The Rise of GetEqual

How the activist group GetEqual came to be.



GET EQUAL MAIN GRAPHIC X390 (COURTESY) | ADVOCATE.COMThe D.C. home where GetEqual often plans its direct actions — and where members routinely crash on bunk beds and mattresses — belongs to Paul Yandura, known by many in Washington as the man who fervently supported his partner, Donald Hitchcock, as he sued the Democratic National Committee after being fired from the organization in 2006. Yandura claimed Hitchcock had been wrongfully terminated for an e-mail Yandura sent to major LGBT donors criticizing the DNC; after months of he-said, he-said articles, depositions, and lawyers’ statements, the DNC settled the workplace discrimination and defamation lawsuit for an undisclosed amount. But the scuffle put Beltway insiders on notice that Yandura wasn’t afraid of the political establishment in a town that feeds on group-think and rewards those who worship at its altar.

Last summer, Yandura began requesting a meeting with senior White House officials such as chief of staff Rahm Emanuel and political director Patrick Gaspard. In spring 2009 he’d been told by the administration’s de facto LGBT liaison, Brian Bond, that repeal of DADT was slated for 2010 — a revelation that came right around the same time Human Rights Campaign president Joe Solmonese was asserting in the media that the administration had “a vision” and “a plan” for LGBT legislation.

“I said to Brian, ‘We’ll help with ‘don’t ask, don’t tell’—we know it’s going to be a heavy lift,’” Yandura says. “We will fund polling, data collection, lobbying, but we have to know there’s a plan and that there will be benchmarks.”

By “we,” Yandura was referring to himself and Jonathan Lewis, an heir to the billion-dollar Progressive Insurance fortune. Yandura has served as Lewis’s political adviser since 2003, when Lewis started taking an active interest in getting young people more involved in politics. “They’re the only class of people that continuously inspires me and gives me hope that there’s going to be change,” Lewis says of youths.
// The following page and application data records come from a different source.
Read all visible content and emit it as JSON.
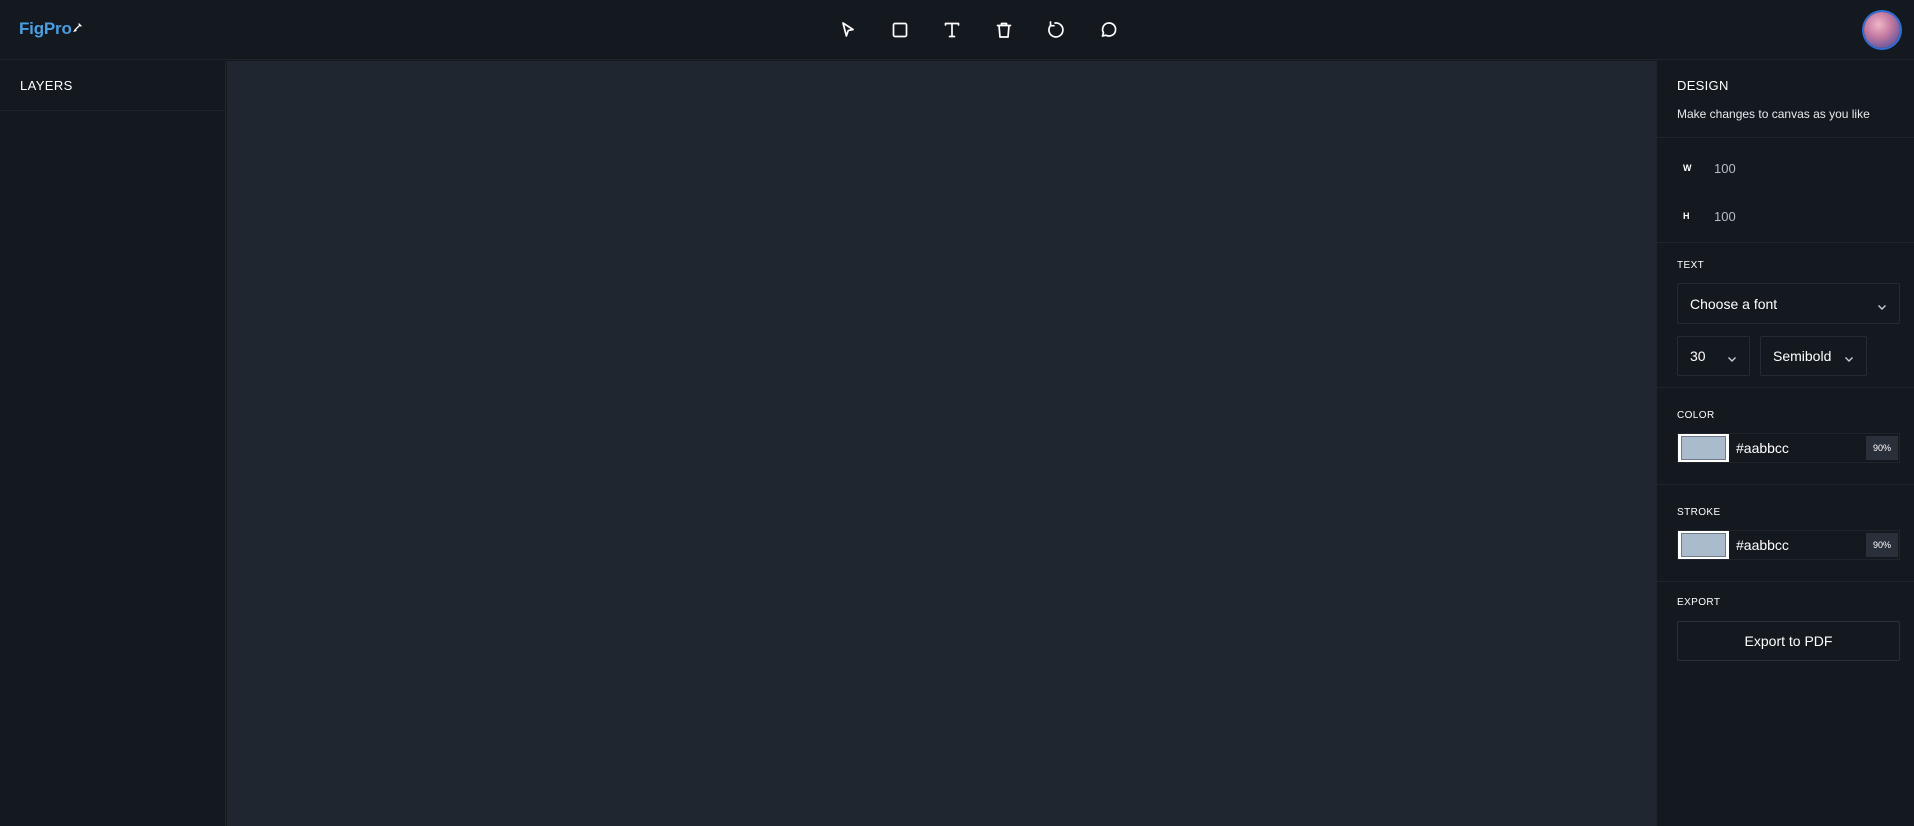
{
  "app": {
    "logo_text": "FigPro",
    "logo_icon": "pen-icon"
  },
  "toolbar": {
    "tools": [
      {
        "name": "select",
        "icon": "cursor-icon"
      },
      {
        "name": "rectangle",
        "icon": "square-icon"
      },
      {
        "name": "text",
        "icon": "text-icon"
      },
      {
        "name": "delete",
        "icon": "trash-icon"
      },
      {
        "name": "reset",
        "icon": "rotate-icon"
      },
      {
        "name": "comment",
        "icon": "chat-icon"
      }
    ]
  },
  "left_sidebar": {
    "title": "LAYERS"
  },
  "right_panel": {
    "design_title": "DESIGN",
    "design_subtitle": "Make changes to canvas as you like",
    "dimensions": {
      "width_label": "W",
      "width_value": "100",
      "height_label": "H",
      "height_value": "100"
    },
    "text": {
      "label": "TEXT",
      "font_placeholder": "Choose a font",
      "font_size": "30",
      "font_weight": "Semibold"
    },
    "color": {
      "label": "COLOR",
      "hex": "#aabbcc",
      "opacity": "90%",
      "swatch": "#aabbcc"
    },
    "stroke": {
      "label": "STROKE",
      "hex": "#aabbcc",
      "opacity": "90%",
      "swatch": "#aabbcc"
    },
    "export": {
      "label": "EXPORT",
      "button_label": "Export to PDF"
    }
  },
  "colors": {
    "background": "#14181f",
    "canvas": "#202630",
    "accent": "#4a9fe0"
  }
}
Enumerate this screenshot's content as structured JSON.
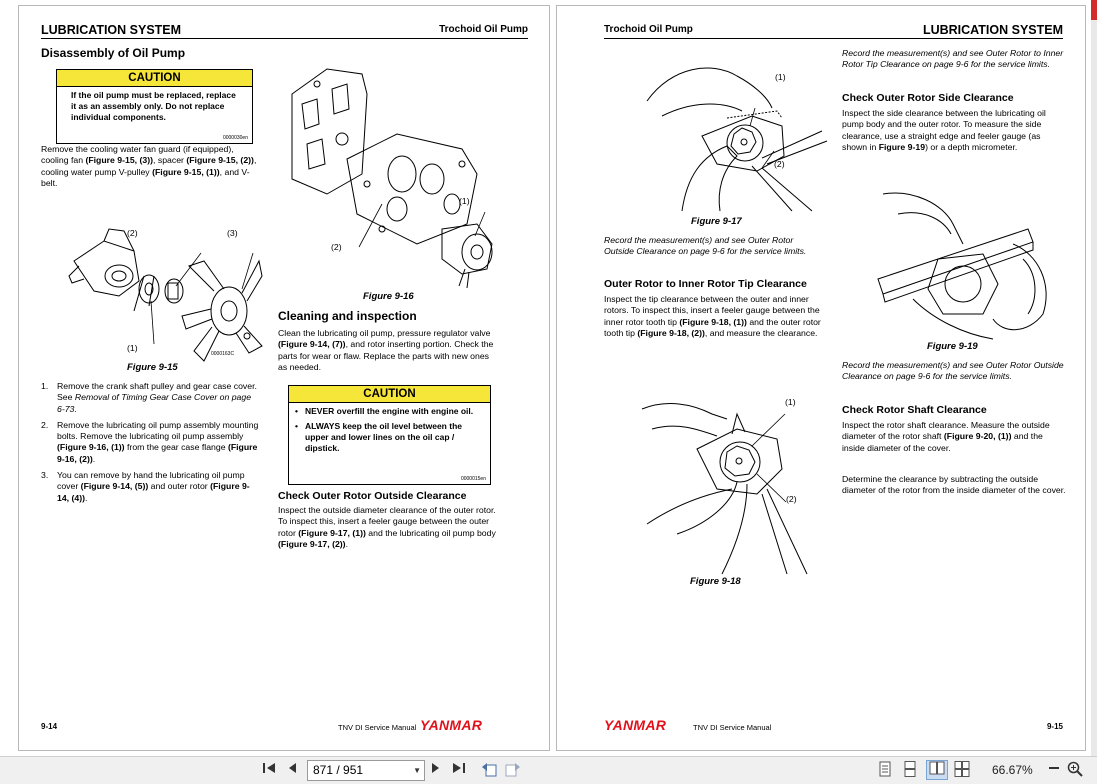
{
  "left_page": {
    "header_section": "LUBRICATION SYSTEM",
    "header_topic": "Trochoid Oil Pump",
    "title": "Disassembly of Oil Pump",
    "caution1": {
      "title": "CAUTION",
      "text": "If the oil pump must be replaced, replace it as an assembly only. Do not replace individual components.",
      "code": "0000030en"
    },
    "intro_parts": [
      {
        "t": "Remove the cooling water fan guard (if equipped), cooling fan ",
        "b": false
      },
      {
        "t": "(Figure 9-15, (3))",
        "b": true
      },
      {
        "t": ", spacer ",
        "b": false
      },
      {
        "t": "(Figure 9-15, (2))",
        "b": true
      },
      {
        "t": ", cooling water pump V-pulley ",
        "b": false
      },
      {
        "t": "(Figure 9-15, (1))",
        "b": true
      },
      {
        "t": ", and V-belt.",
        "b": false
      }
    ],
    "fig15": {
      "caption": "Figure 9-15",
      "c1": "(1)",
      "c2": "(2)",
      "c3": "(3)",
      "code": "0000163C"
    },
    "steps": [
      {
        "n": "1.",
        "parts": [
          {
            "t": "Remove the crank shaft pulley and gear case cover. See ",
            "b": false,
            "i": false
          },
          {
            "t": "Removal of Timing Gear Case Cover on page 6-73",
            "b": false,
            "i": true
          },
          {
            "t": ".",
            "b": false,
            "i": false
          }
        ]
      },
      {
        "n": "2.",
        "parts": [
          {
            "t": "Remove the lubricating oil pump assembly mounting bolts. Remove the lubricating oil pump assembly ",
            "b": false,
            "i": false
          },
          {
            "t": "(Figure 9-16, (1))",
            "b": true,
            "i": false
          },
          {
            "t": " from the gear case flange ",
            "b": false,
            "i": false
          },
          {
            "t": "(Figure 9-16, (2))",
            "b": true,
            "i": false
          },
          {
            "t": ".",
            "b": false,
            "i": false
          }
        ]
      },
      {
        "n": "3.",
        "parts": [
          {
            "t": "You can remove by hand the lubricating oil pump cover ",
            "b": false,
            "i": false
          },
          {
            "t": "(Figure 9-14, (5))",
            "b": true,
            "i": false
          },
          {
            "t": " and outer rotor ",
            "b": false,
            "i": false
          },
          {
            "t": "(Figure 9-14, (4))",
            "b": true,
            "i": false
          },
          {
            "t": ".",
            "b": false,
            "i": false
          }
        ]
      }
    ],
    "fig16": {
      "caption": "Figure 9-16",
      "c1": "(1)",
      "c2": "(2)"
    },
    "cleaning_title": "Cleaning and inspection",
    "cleaning_parts": [
      {
        "t": "Clean the lubricating oil pump, pressure regulator valve ",
        "b": false
      },
      {
        "t": "(Figure 9-14, (7))",
        "b": true
      },
      {
        "t": ", and rotor inserting portion. Check the parts for wear or flaw. Replace the parts with new ones as needed.",
        "b": false
      }
    ],
    "caution2": {
      "title": "CAUTION",
      "b1": "NEVER overfill the engine with engine oil.",
      "b2": "ALWAYS keep the oil level between the upper and lower lines on the oil cap / dipstick.",
      "code": "0000015en"
    },
    "outer_title": "Check Outer Rotor Outside Clearance",
    "outer_parts": [
      {
        "t": "Inspect the outside diameter clearance of the outer rotor. To inspect this, insert a feeler gauge between the outer rotor ",
        "b": false
      },
      {
        "t": "(Figure 9-17, (1))",
        "b": true
      },
      {
        "t": " and the lubricating oil pump body ",
        "b": false
      },
      {
        "t": "(Figure 9-17, (2))",
        "b": true
      },
      {
        "t": ".",
        "b": false
      }
    ],
    "footer_page": "9-14",
    "footer_manual": "TNV DI Service Manual",
    "logo": "YANMAR"
  },
  "right_page": {
    "header_topic": "Trochoid Oil Pump",
    "header_section": "LUBRICATION SYSTEM",
    "fig17": {
      "caption": "Figure 9-17",
      "c1": "(1)",
      "c2": "(2)"
    },
    "record1": "Record the measurement(s) and see Outer Rotor Outside Clearance on page 9-6 for the service limits.",
    "tip_title": "Outer Rotor to Inner Rotor Tip Clearance",
    "tip_parts": [
      {
        "t": "Inspect the tip clearance between the outer and inner rotors. To inspect this, insert a feeler gauge between the inner rotor tooth tip ",
        "b": false
      },
      {
        "t": "(Figure 9-18, (1))",
        "b": true
      },
      {
        "t": " and the outer rotor tooth tip ",
        "b": false
      },
      {
        "t": "(Figure 9-18, (2))",
        "b": true
      },
      {
        "t": ", and measure the clearance.",
        "b": false
      }
    ],
    "fig18": {
      "caption": "Figure 9-18",
      "c1": "(1)",
      "c2": "(2)"
    },
    "record_top": "Record the measurement(s) and see Outer Rotor to Inner Rotor Tip Clearance on page 9-6 for the service limits.",
    "side_title": "Check Outer Rotor Side Clearance",
    "side_parts": [
      {
        "t": "Inspect the side clearance between the lubricating oil pump body and the outer rotor.  To measure the side clearance, use a straight edge and feeler gauge (as shown in ",
        "b": false
      },
      {
        "t": "Figure 9-19",
        "b": true
      },
      {
        "t": ") or a depth micrometer.",
        "b": false
      }
    ],
    "fig19": {
      "caption": "Figure 9-19"
    },
    "record2": "Record the measurement(s) and see Outer Rotor Outside Clearance on page 9-6 for the service limits.",
    "shaft_title": "Check Rotor Shaft Clearance",
    "shaft_parts": [
      {
        "t": "Inspect the rotor shaft clearance. Measure the outside diameter of the rotor shaft ",
        "b": false
      },
      {
        "t": "(Figure 9-20, (1))",
        "b": true
      },
      {
        "t": " and the inside diameter of the cover.",
        "b": false
      }
    ],
    "determine": "Determine the clearance by subtracting the outside diameter of the rotor from the inside diameter of the cover.",
    "logo": "YANMAR",
    "footer_manual": "TNV DI Service Manual",
    "footer_page": "9-15"
  },
  "toolbar": {
    "page_value": "871 / 951",
    "zoom": "66.67%",
    "icons": [
      "first-page-icon",
      "prev-page-icon",
      "next-page-icon",
      "last-page-icon",
      "go-back-icon",
      "go-forward-icon",
      "single-page-view-icon",
      "continuous-view-icon",
      "two-page-view-icon",
      "two-page-continuous-icon",
      "zoom-out-icon",
      "zoom-in-icon"
    ]
  }
}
Between 2004 and 2008, Lewis poured nearly $14 million into efforts encouraging youth participation in the political process. Although tracking isn’t an exact science — some polls count youths as those aged 18-29 and others use 18-35 — Lewis and Yandura say they’ve seen tangible results. In 2000 the youth vote accounted for about 36% of the electorate, Yandura asserts. Four years later they were up to 47%, and by 2008 represented 53%.

“It’s uncomfortable to take credit for any of that — it could just as easily be coincidental,” Lewis says of the uptick. “But at the same time, that’s what’s happened.”

Though Lewis is gay, he says he never felt uniquely drawn to investing in LGBT issues. Sure, he’d made sizable donations to the Gay and Lesbian Victory Fund and the Human Rights Campaign, including $1 million to fund the building for HRC’s current Washington headquarters. But he had never experienced his sexuality as a major hurdle to his goals.

“I wasn’t persecuted, I wasn’t bullied,” he says, reflecting on his adolescence. “My weight — being chubby — was worse than being gay.”

But the more he worked with Yandura — who began his career in Washington working in President Bill Clinton’s groundbreaking gay and lesbian liaison office — the more Lewis paid attention to the gay movement, or what he says he soon determined to be a lack thereof.